_Exercise aim_
Return a copy of each line in the listing that includes the word "chat".

────────

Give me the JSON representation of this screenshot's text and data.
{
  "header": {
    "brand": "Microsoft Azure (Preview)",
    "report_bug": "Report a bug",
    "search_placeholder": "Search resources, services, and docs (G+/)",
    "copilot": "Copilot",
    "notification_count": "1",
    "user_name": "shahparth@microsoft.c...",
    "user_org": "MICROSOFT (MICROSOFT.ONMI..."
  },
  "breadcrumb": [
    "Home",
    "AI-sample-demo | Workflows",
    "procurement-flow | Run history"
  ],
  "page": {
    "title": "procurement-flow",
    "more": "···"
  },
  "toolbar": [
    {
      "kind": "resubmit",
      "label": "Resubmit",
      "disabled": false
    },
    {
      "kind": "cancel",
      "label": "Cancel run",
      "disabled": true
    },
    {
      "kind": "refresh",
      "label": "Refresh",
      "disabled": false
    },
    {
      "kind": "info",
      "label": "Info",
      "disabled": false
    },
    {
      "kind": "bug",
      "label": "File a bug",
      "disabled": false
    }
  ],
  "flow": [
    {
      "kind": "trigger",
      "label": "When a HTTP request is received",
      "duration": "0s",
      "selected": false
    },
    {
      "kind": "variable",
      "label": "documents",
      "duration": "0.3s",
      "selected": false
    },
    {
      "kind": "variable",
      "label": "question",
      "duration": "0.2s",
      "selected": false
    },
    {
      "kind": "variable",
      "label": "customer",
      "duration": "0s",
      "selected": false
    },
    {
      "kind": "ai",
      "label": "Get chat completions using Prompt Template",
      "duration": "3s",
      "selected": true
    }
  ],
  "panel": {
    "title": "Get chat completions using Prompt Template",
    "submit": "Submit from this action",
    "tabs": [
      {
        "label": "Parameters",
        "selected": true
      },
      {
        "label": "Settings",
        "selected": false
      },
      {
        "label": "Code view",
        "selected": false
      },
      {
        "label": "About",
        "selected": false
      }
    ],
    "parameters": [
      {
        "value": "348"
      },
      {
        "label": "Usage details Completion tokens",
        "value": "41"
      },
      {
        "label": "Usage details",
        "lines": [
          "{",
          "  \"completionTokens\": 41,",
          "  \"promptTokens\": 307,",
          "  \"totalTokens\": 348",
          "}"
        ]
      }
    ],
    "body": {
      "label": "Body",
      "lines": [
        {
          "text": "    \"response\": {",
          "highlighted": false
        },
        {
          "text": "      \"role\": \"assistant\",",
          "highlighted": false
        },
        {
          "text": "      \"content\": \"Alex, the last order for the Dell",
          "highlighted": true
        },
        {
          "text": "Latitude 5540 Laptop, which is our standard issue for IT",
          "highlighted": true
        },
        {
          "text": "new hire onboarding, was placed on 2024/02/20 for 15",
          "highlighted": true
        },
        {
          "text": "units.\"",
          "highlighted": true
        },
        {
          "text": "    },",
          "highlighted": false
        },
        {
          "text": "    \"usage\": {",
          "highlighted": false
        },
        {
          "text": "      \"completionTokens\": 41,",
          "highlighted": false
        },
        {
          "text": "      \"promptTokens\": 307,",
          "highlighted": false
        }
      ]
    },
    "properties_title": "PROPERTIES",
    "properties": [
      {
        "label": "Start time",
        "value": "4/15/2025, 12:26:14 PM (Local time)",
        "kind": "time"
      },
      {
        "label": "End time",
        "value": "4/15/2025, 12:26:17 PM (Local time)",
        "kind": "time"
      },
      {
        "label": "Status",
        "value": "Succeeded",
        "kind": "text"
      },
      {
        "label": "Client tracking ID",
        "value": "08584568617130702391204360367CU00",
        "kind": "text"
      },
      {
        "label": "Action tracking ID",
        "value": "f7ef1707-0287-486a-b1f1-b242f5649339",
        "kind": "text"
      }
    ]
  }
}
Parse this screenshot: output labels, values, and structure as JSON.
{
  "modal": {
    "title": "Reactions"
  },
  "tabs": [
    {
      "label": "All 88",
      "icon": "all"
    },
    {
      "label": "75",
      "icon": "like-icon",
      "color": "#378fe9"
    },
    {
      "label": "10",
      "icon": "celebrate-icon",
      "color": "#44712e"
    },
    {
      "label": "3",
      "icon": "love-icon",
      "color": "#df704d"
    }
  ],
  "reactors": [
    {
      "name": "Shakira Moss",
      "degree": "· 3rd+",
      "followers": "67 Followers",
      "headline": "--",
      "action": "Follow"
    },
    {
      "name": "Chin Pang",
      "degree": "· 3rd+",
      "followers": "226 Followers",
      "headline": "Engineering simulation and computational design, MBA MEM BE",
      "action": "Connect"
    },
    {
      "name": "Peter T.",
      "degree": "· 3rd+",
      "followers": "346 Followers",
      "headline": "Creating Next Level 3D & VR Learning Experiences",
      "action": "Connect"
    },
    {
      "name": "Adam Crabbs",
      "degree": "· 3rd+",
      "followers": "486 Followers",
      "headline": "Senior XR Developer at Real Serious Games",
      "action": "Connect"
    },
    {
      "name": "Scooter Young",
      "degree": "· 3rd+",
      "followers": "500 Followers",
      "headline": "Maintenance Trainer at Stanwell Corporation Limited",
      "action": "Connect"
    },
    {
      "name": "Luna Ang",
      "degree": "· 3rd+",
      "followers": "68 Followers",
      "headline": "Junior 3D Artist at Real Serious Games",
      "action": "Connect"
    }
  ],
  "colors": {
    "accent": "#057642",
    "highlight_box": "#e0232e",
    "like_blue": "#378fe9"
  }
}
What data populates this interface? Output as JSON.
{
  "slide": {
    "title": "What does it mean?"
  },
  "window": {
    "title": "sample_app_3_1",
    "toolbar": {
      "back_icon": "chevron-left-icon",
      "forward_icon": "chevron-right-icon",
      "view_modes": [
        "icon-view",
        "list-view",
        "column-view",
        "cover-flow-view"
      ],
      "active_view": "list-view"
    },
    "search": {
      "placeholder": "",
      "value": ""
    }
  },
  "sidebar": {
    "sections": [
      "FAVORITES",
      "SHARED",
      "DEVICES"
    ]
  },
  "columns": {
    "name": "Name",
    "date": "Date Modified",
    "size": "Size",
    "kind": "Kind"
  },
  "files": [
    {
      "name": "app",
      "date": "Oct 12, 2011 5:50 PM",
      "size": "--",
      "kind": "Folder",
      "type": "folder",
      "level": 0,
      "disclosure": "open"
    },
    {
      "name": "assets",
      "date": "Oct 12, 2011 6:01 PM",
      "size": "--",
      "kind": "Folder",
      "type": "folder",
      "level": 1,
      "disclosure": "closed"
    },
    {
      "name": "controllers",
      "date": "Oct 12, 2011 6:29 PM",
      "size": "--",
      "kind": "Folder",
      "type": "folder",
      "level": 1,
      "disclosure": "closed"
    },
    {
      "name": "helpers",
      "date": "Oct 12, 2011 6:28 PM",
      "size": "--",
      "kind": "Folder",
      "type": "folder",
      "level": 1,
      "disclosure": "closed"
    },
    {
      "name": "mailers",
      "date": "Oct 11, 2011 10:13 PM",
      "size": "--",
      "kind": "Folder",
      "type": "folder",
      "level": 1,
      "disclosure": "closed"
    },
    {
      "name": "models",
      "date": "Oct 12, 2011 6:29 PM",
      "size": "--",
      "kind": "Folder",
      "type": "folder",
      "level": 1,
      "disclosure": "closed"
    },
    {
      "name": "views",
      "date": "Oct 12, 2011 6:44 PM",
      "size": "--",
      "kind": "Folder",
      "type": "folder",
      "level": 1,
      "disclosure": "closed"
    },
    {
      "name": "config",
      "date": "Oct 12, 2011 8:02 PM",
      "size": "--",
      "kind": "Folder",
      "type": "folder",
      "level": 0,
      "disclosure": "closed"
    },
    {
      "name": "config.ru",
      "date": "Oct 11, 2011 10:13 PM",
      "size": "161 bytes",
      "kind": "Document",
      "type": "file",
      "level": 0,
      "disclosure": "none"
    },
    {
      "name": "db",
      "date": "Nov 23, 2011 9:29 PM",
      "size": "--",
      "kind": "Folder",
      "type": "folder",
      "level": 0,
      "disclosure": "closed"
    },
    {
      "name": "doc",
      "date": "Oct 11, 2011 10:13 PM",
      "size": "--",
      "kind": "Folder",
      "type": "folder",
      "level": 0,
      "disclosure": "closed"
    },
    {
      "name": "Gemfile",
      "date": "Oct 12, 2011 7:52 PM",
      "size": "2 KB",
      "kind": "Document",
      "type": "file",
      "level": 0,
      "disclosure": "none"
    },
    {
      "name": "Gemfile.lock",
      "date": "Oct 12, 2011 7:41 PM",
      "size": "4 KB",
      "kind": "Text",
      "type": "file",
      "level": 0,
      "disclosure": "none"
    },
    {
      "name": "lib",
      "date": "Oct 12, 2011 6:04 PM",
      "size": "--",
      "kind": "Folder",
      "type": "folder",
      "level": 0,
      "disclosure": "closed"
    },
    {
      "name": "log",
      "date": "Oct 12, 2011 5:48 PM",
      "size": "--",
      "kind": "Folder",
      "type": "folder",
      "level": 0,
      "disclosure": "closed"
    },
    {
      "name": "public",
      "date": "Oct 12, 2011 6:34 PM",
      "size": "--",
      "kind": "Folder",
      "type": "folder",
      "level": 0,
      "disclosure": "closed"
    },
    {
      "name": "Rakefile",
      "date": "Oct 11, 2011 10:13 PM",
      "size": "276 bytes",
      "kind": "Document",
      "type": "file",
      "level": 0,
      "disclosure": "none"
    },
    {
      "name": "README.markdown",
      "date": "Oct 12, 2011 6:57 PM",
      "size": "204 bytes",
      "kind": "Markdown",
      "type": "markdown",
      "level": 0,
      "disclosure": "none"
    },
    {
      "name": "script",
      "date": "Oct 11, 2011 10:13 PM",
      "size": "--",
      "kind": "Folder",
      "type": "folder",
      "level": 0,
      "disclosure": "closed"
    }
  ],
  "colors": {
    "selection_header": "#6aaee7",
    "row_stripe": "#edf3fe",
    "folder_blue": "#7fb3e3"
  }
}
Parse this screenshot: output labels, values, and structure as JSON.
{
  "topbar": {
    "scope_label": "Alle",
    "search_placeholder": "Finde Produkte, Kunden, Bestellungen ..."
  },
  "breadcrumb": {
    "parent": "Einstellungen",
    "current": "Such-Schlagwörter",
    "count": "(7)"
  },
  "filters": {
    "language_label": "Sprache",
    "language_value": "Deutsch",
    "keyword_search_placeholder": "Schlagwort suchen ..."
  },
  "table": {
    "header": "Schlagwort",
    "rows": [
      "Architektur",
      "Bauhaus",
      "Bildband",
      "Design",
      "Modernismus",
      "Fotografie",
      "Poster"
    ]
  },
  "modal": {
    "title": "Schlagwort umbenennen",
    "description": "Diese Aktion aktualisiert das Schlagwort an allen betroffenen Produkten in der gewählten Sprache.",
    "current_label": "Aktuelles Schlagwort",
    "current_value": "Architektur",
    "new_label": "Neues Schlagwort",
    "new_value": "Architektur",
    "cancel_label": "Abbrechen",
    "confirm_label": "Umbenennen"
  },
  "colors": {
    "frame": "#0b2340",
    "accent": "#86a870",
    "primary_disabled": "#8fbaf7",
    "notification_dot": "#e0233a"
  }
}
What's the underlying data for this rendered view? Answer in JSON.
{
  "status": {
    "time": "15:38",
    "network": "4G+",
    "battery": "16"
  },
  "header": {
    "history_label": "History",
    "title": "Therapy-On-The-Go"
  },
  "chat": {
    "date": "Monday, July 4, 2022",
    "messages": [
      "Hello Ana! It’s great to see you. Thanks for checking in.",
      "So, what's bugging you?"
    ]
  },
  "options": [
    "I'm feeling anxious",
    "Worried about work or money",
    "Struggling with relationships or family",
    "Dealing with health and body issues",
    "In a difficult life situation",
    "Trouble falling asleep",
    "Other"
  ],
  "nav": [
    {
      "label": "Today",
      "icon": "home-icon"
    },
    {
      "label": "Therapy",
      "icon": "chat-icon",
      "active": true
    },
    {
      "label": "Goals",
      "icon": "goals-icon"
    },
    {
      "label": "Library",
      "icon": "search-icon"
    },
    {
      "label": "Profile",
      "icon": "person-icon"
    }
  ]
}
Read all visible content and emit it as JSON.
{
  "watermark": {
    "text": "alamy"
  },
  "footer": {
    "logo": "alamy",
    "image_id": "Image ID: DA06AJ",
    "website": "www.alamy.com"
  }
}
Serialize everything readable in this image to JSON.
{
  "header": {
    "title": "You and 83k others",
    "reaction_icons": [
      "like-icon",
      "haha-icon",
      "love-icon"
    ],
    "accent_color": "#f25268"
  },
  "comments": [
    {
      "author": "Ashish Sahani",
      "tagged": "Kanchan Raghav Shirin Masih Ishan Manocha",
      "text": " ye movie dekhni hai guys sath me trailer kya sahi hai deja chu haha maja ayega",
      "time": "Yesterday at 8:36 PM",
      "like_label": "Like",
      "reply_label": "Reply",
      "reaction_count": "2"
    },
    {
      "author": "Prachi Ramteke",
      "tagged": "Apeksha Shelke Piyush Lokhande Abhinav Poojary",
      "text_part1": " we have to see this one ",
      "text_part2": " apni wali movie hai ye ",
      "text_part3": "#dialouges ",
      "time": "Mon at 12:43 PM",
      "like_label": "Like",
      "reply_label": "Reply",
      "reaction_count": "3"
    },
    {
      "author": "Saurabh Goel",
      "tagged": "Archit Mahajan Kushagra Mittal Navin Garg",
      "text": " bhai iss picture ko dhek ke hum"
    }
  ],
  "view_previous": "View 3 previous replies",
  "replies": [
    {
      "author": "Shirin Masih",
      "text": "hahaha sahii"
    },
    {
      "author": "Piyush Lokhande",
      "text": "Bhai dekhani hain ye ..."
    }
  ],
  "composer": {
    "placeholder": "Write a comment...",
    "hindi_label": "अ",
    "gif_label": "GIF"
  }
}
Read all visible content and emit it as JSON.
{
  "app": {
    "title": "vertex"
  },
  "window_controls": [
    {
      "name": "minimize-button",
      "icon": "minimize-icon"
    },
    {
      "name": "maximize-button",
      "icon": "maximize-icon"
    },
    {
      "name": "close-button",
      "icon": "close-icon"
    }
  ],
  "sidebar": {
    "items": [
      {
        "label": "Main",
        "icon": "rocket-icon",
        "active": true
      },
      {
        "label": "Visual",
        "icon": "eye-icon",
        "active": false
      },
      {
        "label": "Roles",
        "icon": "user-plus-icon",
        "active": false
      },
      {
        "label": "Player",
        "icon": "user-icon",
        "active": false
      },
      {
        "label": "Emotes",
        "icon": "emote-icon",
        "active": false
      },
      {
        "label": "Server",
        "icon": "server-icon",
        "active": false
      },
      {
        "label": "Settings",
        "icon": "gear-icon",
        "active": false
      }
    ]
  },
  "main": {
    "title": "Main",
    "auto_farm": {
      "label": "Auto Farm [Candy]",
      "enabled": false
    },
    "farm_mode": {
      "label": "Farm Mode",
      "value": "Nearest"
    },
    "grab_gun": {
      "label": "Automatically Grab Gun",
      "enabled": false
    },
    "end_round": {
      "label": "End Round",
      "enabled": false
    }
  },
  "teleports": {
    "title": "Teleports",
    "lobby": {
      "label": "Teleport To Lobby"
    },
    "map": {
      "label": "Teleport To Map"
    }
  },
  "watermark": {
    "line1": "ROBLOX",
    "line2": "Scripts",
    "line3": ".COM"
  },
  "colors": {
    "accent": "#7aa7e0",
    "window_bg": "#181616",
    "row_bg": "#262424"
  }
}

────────

_The completed task_
      "label": "Get chat completions using Prompt Template",
    "title": "Get chat completions using Prompt Template",
  "chat": {
      "icon": "chat-icon",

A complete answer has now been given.